◆ WHAT TO PRODUCE
Among the lines below, some may hold the word "table"; state how many do, giving only the number.

********************

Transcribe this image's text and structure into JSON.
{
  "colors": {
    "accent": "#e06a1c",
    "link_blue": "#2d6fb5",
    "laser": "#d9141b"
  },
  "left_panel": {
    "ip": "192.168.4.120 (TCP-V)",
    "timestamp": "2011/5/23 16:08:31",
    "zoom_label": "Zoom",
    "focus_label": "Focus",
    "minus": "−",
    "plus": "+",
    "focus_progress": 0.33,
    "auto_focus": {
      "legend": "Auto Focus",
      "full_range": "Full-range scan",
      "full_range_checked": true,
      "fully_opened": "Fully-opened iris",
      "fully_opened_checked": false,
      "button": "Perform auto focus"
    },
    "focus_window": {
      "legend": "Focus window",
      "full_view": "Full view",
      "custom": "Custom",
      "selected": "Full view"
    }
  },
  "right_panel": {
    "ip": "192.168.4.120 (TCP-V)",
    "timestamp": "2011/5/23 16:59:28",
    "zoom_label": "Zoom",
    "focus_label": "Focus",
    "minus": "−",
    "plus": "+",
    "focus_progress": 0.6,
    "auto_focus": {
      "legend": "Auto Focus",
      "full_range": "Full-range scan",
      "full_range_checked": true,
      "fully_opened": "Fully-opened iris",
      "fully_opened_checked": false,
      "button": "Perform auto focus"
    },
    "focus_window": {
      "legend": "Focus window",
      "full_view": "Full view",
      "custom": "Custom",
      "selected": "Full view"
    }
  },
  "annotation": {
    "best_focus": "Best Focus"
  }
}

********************

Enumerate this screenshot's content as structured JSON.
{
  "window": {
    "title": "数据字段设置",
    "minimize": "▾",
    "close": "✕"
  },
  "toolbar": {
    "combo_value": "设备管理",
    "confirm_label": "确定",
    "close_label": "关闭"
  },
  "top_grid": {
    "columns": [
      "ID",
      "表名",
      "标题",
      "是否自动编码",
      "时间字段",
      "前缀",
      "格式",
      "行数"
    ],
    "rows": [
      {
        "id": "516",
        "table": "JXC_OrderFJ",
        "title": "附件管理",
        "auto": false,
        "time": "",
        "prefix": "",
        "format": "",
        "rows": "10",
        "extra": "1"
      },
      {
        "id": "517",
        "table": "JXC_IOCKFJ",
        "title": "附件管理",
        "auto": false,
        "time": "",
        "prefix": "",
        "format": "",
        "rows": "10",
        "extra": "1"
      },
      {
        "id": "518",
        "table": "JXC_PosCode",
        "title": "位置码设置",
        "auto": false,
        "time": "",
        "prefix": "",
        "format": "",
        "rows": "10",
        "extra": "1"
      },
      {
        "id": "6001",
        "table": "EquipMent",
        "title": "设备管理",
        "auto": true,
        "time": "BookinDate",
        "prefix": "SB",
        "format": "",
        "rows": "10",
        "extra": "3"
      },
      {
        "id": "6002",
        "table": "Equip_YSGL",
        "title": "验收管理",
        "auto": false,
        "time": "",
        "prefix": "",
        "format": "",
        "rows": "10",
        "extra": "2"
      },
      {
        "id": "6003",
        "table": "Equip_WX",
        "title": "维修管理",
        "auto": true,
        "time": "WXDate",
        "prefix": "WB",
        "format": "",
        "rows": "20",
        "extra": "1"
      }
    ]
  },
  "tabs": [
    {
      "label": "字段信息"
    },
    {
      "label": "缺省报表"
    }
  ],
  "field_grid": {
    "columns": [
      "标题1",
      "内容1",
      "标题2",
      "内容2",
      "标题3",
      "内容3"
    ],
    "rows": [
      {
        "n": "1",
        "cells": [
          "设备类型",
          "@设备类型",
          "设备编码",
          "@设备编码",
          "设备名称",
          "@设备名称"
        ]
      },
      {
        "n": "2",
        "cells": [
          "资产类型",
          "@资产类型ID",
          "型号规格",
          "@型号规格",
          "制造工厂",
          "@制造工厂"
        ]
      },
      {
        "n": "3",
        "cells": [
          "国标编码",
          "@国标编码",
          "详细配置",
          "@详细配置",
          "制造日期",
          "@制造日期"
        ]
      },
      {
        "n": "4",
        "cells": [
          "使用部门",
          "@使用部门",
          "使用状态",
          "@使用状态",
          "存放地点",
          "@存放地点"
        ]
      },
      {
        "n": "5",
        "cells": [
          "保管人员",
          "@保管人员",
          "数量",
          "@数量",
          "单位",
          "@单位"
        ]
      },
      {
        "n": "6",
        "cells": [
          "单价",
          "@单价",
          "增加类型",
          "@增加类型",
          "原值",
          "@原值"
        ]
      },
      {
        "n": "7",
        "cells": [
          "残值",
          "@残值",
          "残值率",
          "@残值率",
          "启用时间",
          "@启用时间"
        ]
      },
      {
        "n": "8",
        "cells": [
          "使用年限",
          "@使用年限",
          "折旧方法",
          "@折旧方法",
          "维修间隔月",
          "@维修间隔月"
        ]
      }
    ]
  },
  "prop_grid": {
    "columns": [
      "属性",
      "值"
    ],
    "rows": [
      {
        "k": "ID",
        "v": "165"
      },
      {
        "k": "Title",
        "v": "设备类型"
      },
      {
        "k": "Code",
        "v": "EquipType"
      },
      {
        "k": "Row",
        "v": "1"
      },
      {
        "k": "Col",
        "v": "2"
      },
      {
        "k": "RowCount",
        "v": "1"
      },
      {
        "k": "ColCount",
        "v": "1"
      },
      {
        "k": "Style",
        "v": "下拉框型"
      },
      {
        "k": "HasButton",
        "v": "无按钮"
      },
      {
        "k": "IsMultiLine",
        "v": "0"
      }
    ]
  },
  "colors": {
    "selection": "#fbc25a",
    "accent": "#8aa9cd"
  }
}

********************

◆ COMPLETED EXERCISE
6